Retail is critical to the economy of the UAE. In Dubai, for example, it makes up just over a quarter of our gross domestic product. Harking back to our long history of trading and our mercantile spirit, you could say that retail is in the country's DNA.
In 2020, the sector suffered globally as movement restrictions were put in place to combat Covid-19. The pandemic also hit retailers in the UAE, but we are now seeing the emergence of green shoots and a soft, 'W-shaped' recovery developing.
This is extremely encouraging and has gone hand-in-hand with a strong sales recovery in all but the most affected categories. There are, of course, big winners and losers. But the fact that retail has bounced back relatively strongly goes to show its underlying resilience and the criticality of the sector to the real economy.
Looking ahead, however, the question I would pose given the sector’s contribution to the UAE’s economy is whether retail is truly fulfilling its maximum potential? I believe that the answer is no.
Fundamentally, the retail sector in the UAE needs a ‘new deal’ to set it onto a sustained growth path. This should be predicated on partnership and resolve three core issues facing the industry: the relationship between landlords and tenants; the need for enabling regulation; and a commitment to bringing in new types of investment.
The classic view of the relationship between retail tenants and their landlords, from Shanghai to Sao Paulo, is that tenants pay rent and landlords provide retail space in return.
This is an outdated notion at best and a model that cannot remain as the status quo in a post-Covid world.
To stimulate growth, it’s essential that this basic transactional connection evolves. What we need are more comprehensive and deeper partnerships, characterised by mutual targets and collaboration to truly make this a win-win for the entire ecosystem.
Consider how this could work in practice.
The emerging area of digital co-marketing is one which holds great promise for retail. Here, landlords and tenants exchange customer and sales data regularly and co-operate on marketing and loyalty programmes. So, for instance, when a new store launches in a mall, the mall owner makes its customer data available to assist the retailer with targeted promotions.
Not only does this get the new store off to a good start, but it also boosts overall footfall in the mall, maximising the collective share of customer spending. Such an approach also allows brick-and-mortar retail to keep pace with digital competitors, where data sharing – and acting on its behavioural insights – is not only accepted, but required industry practice.
Supportive government regulation will be a critical factor in enhancing the shape of this partnership – and, ultimately, retail growth.
Policy makers must strike a balance between continued business deregulation and regulating what needs to be protected.

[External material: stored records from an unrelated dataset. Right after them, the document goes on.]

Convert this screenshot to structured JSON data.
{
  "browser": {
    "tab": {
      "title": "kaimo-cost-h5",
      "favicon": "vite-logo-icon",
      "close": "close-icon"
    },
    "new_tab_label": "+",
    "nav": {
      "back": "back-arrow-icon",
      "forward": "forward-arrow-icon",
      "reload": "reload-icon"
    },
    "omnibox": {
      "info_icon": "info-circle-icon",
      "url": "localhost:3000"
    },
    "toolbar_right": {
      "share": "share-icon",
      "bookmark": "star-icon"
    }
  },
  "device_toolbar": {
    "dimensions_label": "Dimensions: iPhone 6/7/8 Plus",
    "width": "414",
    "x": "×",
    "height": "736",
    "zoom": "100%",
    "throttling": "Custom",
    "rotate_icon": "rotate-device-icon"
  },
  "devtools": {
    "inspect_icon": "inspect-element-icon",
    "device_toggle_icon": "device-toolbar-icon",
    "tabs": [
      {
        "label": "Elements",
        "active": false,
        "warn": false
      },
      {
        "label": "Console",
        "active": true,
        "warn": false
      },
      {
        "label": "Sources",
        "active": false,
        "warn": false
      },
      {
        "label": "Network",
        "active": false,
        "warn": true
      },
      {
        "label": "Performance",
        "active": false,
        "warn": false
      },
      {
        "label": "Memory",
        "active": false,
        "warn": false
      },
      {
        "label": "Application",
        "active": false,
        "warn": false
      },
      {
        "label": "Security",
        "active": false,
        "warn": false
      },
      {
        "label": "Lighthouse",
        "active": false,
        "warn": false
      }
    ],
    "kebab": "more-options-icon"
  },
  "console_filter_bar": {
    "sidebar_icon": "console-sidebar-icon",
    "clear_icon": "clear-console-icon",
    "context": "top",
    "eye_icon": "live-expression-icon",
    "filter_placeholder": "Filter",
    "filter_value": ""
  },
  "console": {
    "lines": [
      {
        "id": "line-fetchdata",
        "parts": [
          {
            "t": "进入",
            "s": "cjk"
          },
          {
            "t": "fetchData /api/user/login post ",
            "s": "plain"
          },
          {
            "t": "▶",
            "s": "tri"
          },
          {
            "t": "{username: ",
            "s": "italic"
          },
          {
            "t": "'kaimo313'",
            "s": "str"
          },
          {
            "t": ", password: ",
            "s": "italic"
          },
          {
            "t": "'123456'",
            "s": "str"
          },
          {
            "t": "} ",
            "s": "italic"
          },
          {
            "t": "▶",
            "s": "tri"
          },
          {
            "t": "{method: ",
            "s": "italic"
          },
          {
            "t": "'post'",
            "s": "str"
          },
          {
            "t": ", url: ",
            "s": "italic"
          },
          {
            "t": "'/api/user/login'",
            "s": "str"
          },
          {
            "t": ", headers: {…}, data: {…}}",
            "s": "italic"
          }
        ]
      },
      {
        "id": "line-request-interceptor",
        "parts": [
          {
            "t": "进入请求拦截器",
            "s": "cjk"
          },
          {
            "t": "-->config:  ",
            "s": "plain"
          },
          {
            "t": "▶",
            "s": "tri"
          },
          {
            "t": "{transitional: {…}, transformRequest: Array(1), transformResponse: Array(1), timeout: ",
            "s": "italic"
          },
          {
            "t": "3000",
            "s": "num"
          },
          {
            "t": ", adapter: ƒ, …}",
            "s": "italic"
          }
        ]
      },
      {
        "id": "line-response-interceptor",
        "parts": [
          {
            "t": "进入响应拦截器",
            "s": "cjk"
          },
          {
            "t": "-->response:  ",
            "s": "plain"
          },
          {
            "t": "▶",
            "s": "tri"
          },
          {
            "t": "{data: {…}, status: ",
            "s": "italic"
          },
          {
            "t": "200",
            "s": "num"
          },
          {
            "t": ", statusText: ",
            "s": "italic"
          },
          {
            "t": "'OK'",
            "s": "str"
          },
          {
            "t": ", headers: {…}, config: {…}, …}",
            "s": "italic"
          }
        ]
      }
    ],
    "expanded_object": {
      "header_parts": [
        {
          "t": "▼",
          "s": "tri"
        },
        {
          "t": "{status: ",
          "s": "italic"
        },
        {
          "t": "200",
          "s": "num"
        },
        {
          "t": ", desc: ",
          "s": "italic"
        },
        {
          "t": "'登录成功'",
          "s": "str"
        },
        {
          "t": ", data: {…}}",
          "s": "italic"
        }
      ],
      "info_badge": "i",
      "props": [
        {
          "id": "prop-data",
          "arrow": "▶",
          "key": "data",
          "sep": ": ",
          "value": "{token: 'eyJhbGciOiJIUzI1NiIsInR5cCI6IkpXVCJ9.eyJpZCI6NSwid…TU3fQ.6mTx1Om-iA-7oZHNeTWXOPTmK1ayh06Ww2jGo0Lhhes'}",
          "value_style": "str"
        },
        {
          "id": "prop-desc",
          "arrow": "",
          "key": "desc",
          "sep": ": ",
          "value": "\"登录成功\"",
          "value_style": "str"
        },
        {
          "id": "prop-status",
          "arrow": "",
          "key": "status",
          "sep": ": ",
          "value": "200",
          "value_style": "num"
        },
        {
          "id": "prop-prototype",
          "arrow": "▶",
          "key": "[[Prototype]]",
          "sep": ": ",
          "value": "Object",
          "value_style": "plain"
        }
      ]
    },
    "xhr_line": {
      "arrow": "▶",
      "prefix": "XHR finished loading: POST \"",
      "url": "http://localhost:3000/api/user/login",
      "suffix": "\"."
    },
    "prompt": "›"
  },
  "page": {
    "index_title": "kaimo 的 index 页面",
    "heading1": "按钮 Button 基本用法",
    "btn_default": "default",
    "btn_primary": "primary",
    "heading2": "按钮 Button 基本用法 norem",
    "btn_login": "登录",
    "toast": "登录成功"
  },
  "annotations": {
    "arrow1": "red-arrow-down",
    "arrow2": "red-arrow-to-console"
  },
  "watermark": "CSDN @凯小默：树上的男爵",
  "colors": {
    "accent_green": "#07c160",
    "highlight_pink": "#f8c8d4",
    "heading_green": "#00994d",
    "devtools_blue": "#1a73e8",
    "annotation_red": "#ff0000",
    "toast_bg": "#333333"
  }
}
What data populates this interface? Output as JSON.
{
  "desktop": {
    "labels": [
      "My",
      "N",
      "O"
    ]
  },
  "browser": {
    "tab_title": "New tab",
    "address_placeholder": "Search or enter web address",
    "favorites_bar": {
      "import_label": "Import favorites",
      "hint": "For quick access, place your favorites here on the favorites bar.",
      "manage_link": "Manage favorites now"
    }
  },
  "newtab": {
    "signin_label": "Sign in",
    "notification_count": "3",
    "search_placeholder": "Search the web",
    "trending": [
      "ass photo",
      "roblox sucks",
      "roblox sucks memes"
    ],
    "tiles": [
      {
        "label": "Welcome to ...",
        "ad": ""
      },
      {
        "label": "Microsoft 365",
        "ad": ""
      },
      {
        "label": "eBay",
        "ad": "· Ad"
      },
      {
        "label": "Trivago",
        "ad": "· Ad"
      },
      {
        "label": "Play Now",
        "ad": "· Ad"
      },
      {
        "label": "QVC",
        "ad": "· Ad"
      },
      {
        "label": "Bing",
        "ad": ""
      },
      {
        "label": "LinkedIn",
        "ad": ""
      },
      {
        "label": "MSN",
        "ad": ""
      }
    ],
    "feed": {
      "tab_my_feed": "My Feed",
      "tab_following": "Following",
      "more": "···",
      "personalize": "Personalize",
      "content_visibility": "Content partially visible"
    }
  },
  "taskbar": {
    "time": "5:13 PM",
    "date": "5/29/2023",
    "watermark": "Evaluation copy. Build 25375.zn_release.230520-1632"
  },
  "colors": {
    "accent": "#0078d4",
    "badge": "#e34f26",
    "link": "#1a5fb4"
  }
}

While deregulation of the current commercial relationships in retail still has some way to go, there is a need for new regulation that supports retail’s recovery.
Canada's emergency rent subsidy for small businesses affected by the pandemic is a good example. Here in the UAE, further targeted support for small and medium enterprises, especially in the restaurant and leisure sector, would make a big difference to the economy and drive retail's recovery.
Another useful measure elsewhere has been the EU's cap on credit card fees. A report found that the introduction of reduced interchange fees for consumer cards had lowered merchants' charges for card payments and, ultimately, consumer prices.
With Smart Dubai, the UAE government is playing a vital facilitator role by building out data infrastructure and data exchanges. As part of Smart Dubai, public and commercial stakeholders – including Majid Al Futtaim – are now working on an enabling framework for open data sharing.
Laying down these regulatory foundations will be conducive to the development of a broader ecosystem within retail and with other industries, going beyond traditional landlords and tenants. Those wider alliances will be vital to the future growth of the UAE's retail sector.
Our sector's renewed recovery will depend on creating new value propositions with a wide network of contributors.
Take lifestyle rewards programmes as another example. A mall operator may have its own scheme in place to capture customer data but open data partnerships with credit card companies or merchant payment providers, for example, could significantly enhance the depth of insights gleaned.
Ultimately, such an open data sharing framework is for the collective benefit of the industry.
Naturally, reshaping the retail sector will require capital investment. With borders opening and the UAE being a hub for investment, there is a favourable climate for growth.
Such investment could translate into enhanced initiatives to build advanced data and digital infrastructure, develop new digital marketing and analytics capabilities, and train associated talent, such as data scientists.
But the biggest investment required is into relationships, breaking down the stereotypical working models of old and replacing them with more collaborative forms of engagement.
If all parties touched by retail can align, the impact of this reboot will extend far beyond the sector to adjacent industries such as tourism, hospitality and aviation, which all count on the continued success of the UAE as a top-tier retail destination.
Ahmed Galal Ismail is chief executive of Majid Al Futtaim Properties